Our Choy Lay Fut Kung-Fu style is a great way to get stronger. We get stronger with body, with mind, and with spirit. Our physical structure is developed progressively, with attention to details. Our mental strength is developed by having to work our brain with our body as one - there are steps to remember, and discipline and motivation and perseverance to be developed for practicing. The spirit gets strengthened as well, by practicing putting our whole being into our techniques. It's one thing to mechanically do the moves. It's a whole other universe when you tap into your emotions, and put character and expression into your techniques. The combined strength of body, mind, and spirit elevates our sense of self, and improves our confidence and belief in ourselves. 

Our Self Defense Jiu Jitsu Basics is our self defense methodology. We generally get involved with the martial arts because of the idea of self defense. While our Kung-Fu is wonderful as strengthening our body, mind, and spirit, our Self Defense Jiu Jitsu basics gives us the best strategy for staying safe in a violent confrontation. We want your first level response to threatening situations to default to the Self Defense Jiu Jitsu basics. NOTE: WE DO NOT DO SPORTS JIU JITSU. This is purely the basics of self defense, be it a street fighting situation, a bullying situation, or a sexual assault. We use the principles of leverage, timing, distance management, energy efficiency, and natural body mechanics. 
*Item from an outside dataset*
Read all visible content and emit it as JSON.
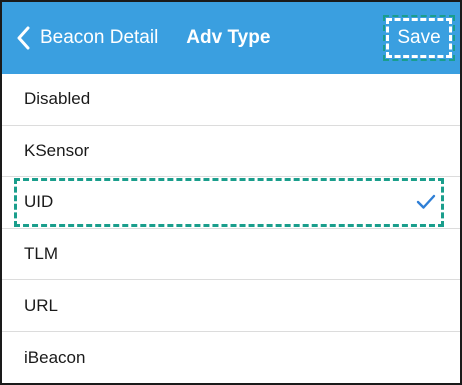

Someone might ask, "Why not train Kung-Fu combat for self defense?" The issue here is that Kung-Fu is a striking based art, mostly. If someone is bigger, stronger, heavier, more aggressive, more athletic  than you, striking might not be the best option. Kung-Fu self defense strategies relies a lot on athleticism, and has an unscalable strategy, which is to land strikes. The problem is when you are in the range to land strikes, you are also in the range to RECEIVE strikes, does this make sense?

Striking can work, but there are far fewer guarantees in trading punches and kicks as a means to keep you safe, as opposed to Self Defense Jiu Jitsu Basics, where the emphasis is to control the opponent, exhaust them, then submit them. This is a much more effective and scalable strategy. For example, someone who attacks you who you might know, you might not want to destroy them with strikes. You might be better off escaping from their grip through leverage mechanics, and control their motions through positioning, and submissions. That being said, we do strike in Self Defense Jiu Jitsu Basics, but it is strategic striking to improve our control and our position.

I would love for all of my students to get holistically stronger through Choy Lay Fut Kung-Fu, and have Self Defense Jiu Jitsu basics as their combat default in violent situations. I've found that the two arts can very successfully co-exist in one person.

We are quite a unique martial arts school in Austin, TX with this kind of focus! I hope you' join us in this journey.